### Task description
Each line of the data holding "отец" should be found and copied.

Dataset rows describing interfaces

--

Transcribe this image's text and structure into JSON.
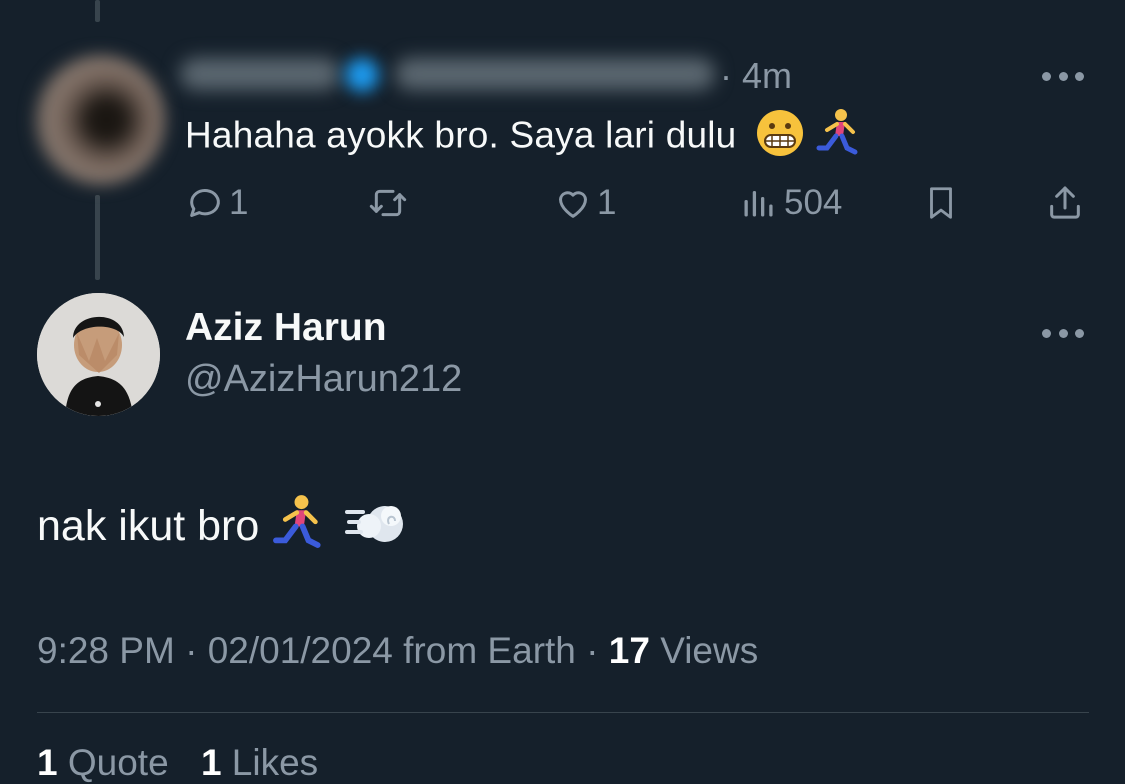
{
  "reply": {
    "timestamp": "· 4m",
    "text": "Hahaha ayokk bro. Saya lari dulu",
    "emojis": [
      "grimacing-face",
      "person-running"
    ],
    "actions": {
      "reply_count": "1",
      "retweet_count": "",
      "like_count": "1",
      "view_count": "504"
    }
  },
  "main_tweet": {
    "display_name": "Aziz Harun",
    "handle": "@AzizHarun212",
    "text": "nak ikut bro",
    "emojis": [
      "person-running",
      "dashing-away"
    ],
    "time": "9:28 PM",
    "date": "02/01/2024",
    "source": "from Earth",
    "views_count": "17",
    "views_label": "Views"
  },
  "stats": {
    "quotes_count": "1",
    "quotes_label": "Quote",
    "likes_count": "1",
    "likes_label": "Likes"
  },
  "colors": {
    "background": "#15202b",
    "text_primary": "#f7f9f9",
    "text_secondary": "#8b98a5",
    "divider": "#38444d"
  }
}
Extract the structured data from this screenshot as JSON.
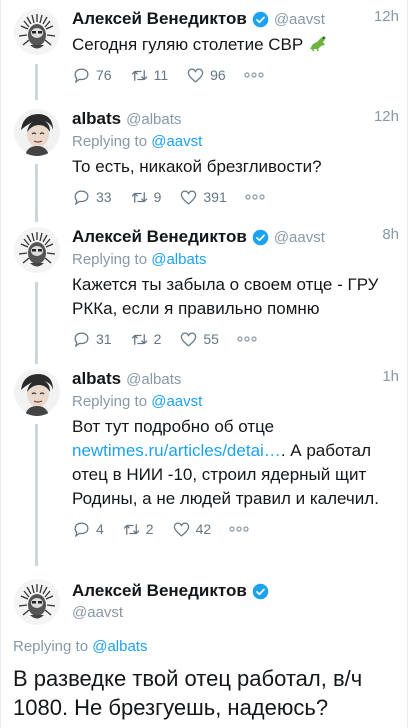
{
  "tweets": [
    {
      "name": "Алексей Венедиктов",
      "handle": "@aavst",
      "time": "12h",
      "verified": true,
      "text": "Сегодня гуляю столетие СВР",
      "replies": "76",
      "retweets": "11",
      "likes": "96",
      "avatar": "venediktov-avatar"
    },
    {
      "name": "albats",
      "handle": "@albats",
      "time": "12h",
      "reply_label": "Replying to",
      "reply_handle": "@aavst",
      "text": "То есть, никакой брезгливости?",
      "replies": "33",
      "retweets": "9",
      "likes": "391",
      "avatar": "albats-avatar"
    },
    {
      "name": "Алексей Венедиктов",
      "handle": "@aavst",
      "time": "8h",
      "verified": true,
      "reply_label": "Replying to",
      "reply_handle": "@albats",
      "text": "Кажется ты забыла о своем отце - ГРУ РККа, если я правильно помню",
      "replies": "31",
      "retweets": "2",
      "likes": "55",
      "avatar": "venediktov-avatar"
    },
    {
      "name": "albats",
      "handle": "@albats",
      "time": "1h",
      "reply_label": "Replying to",
      "reply_handle": "@aavst",
      "text_before": "Вот тут подробно об отце ",
      "text_link": "newtimes.ru/articles/detai…",
      "text_after": ". А работал отец в НИИ -10, строил ядерный щит Родины, а не людей травил и калечил.",
      "replies": "4",
      "retweets": "2",
      "likes": "42",
      "avatar": "albats-avatar"
    }
  ],
  "main": {
    "name": "Алексей Венедиктов",
    "handle": "@aavst",
    "verified": true,
    "reply_label": "Replying to",
    "reply_handle": "@albats",
    "text": "В разведке твой отец работал, в/ч 1080. Не брезгуешь, надеюсь?",
    "avatar": "venediktov-avatar"
  },
  "colors": {
    "accent": "#1da1f2",
    "muted": "#8899a6",
    "thread_line": "#ccd6dd"
  }
}
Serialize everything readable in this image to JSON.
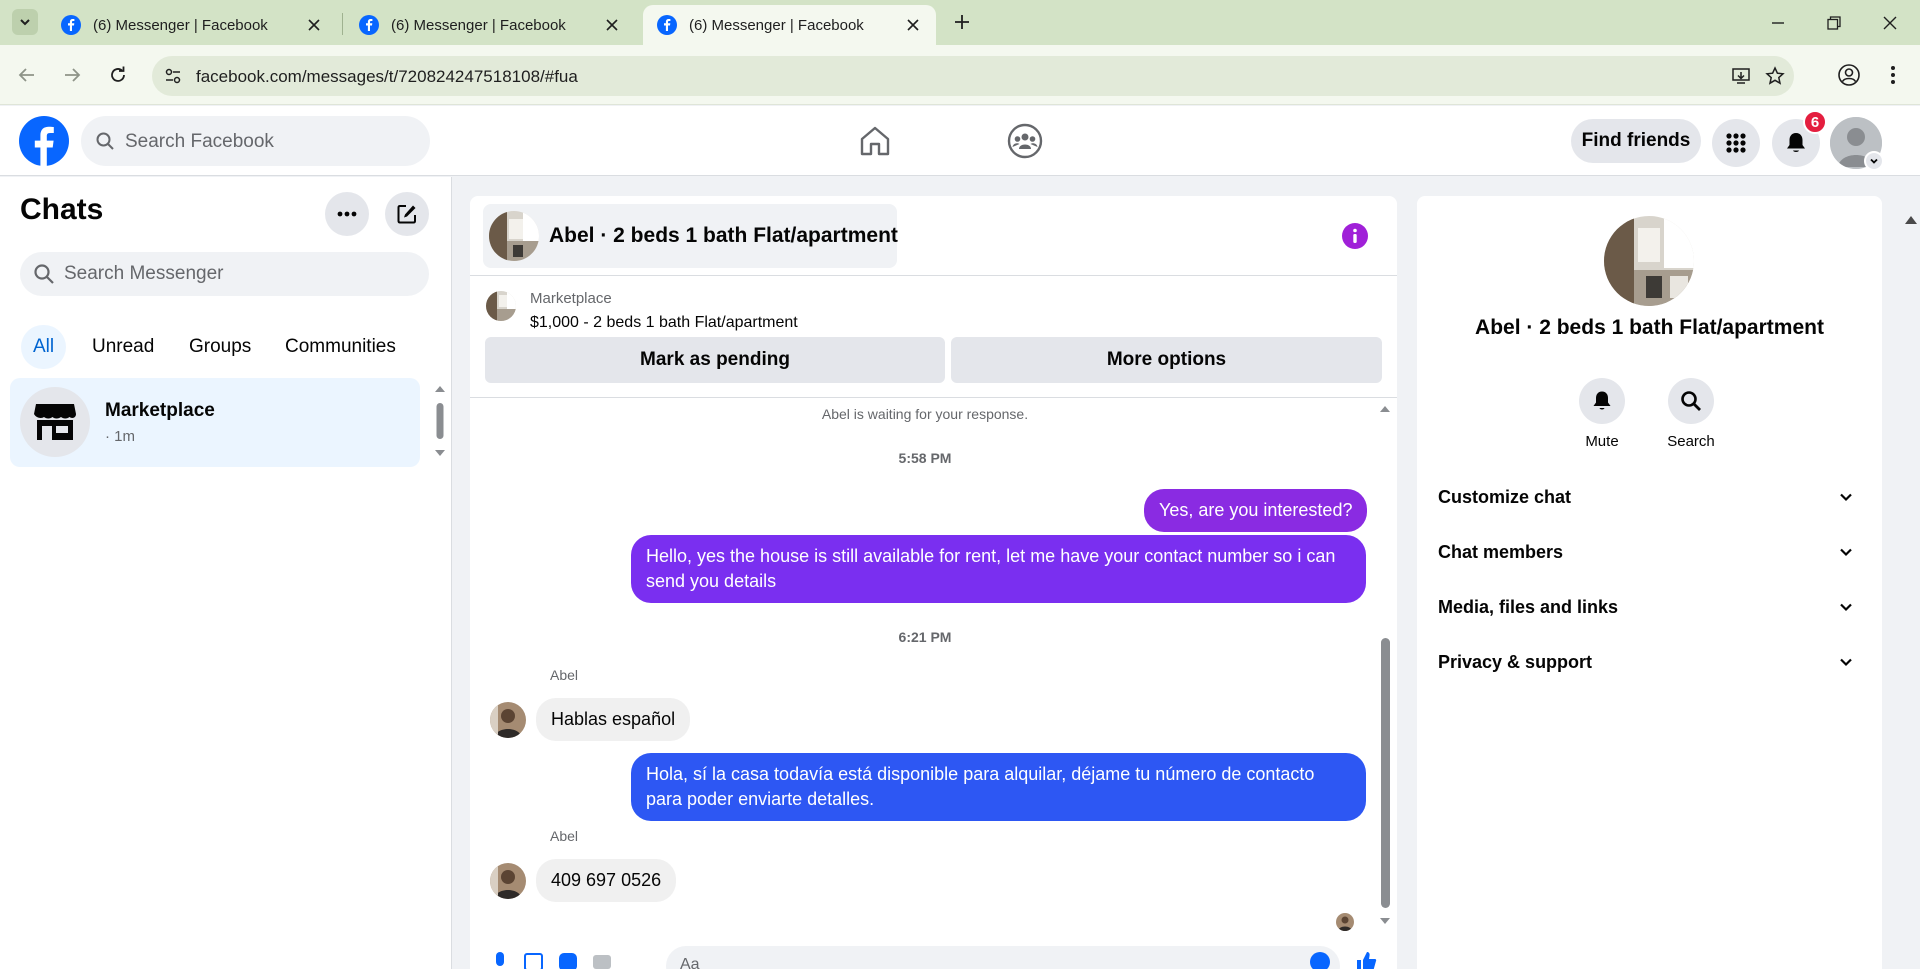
{
  "browser": {
    "tabs": [
      {
        "title": "(6) Messenger | Facebook",
        "active": false
      },
      {
        "title": "(6) Messenger | Facebook",
        "active": false
      },
      {
        "title": "(6) Messenger | Facebook",
        "active": true
      }
    ],
    "url": "facebook.com/messages/t/720824247518108/#fua"
  },
  "header": {
    "search_placeholder": "Search Facebook",
    "find_friends_label": "Find friends",
    "notification_count": "6"
  },
  "sidebar": {
    "title": "Chats",
    "search_placeholder": "Search Messenger",
    "filters": [
      "All",
      "Unread",
      "Groups",
      "Communities"
    ],
    "active_filter": "All",
    "chats": [
      {
        "name": "Marketplace",
        "time": "· 1m"
      }
    ]
  },
  "conversation": {
    "title": "Abel · 2 beds 1 bath Flat/apartment",
    "marketplace_label": "Marketplace",
    "listing": "$1,000 - 2 beds 1 bath Flat/apartment",
    "mark_pending_label": "Mark as pending",
    "more_options_label": "More options",
    "system_note": "Abel is waiting for your response.",
    "timestamps": [
      "5:58 PM",
      "6:21 PM"
    ],
    "messages": [
      {
        "from": "me",
        "text": "Yes, are you interested?"
      },
      {
        "from": "me",
        "text": "Hello, yes the house is still available for rent, let me have your contact number so i can send you details"
      },
      {
        "from": "Abel",
        "sender_label": "Abel",
        "text": "Hablas español"
      },
      {
        "from": "me",
        "text": "Hola, sí la casa todavía está disponible para alquilar, déjame tu número de contacto para poder enviarte detalles."
      },
      {
        "from": "Abel",
        "sender_label": "Abel",
        "text": "409 697 0526"
      }
    ],
    "composer_placeholder": "Aa"
  },
  "info_panel": {
    "title": "Abel · 2 beds 1 bath Flat/apartment",
    "actions": [
      "Mute",
      "Search"
    ],
    "sections": [
      "Customize chat",
      "Chat members",
      "Media, files and links",
      "Privacy & support"
    ]
  },
  "colors": {
    "facebook_blue": "#0866ff",
    "accent_purple": "#8a2be2",
    "accent_blue": "#2d57f3",
    "notification_red": "#e41e3f"
  }
}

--

### Finished exercise
      "text_after": ". А работал отец в НИИ -10, строил ядерный щит Родины, а не людей травил и калечил.",
    "text": "В разведке твой отец работал, в/ч 1080. Не брезгуешь, надеюсь?",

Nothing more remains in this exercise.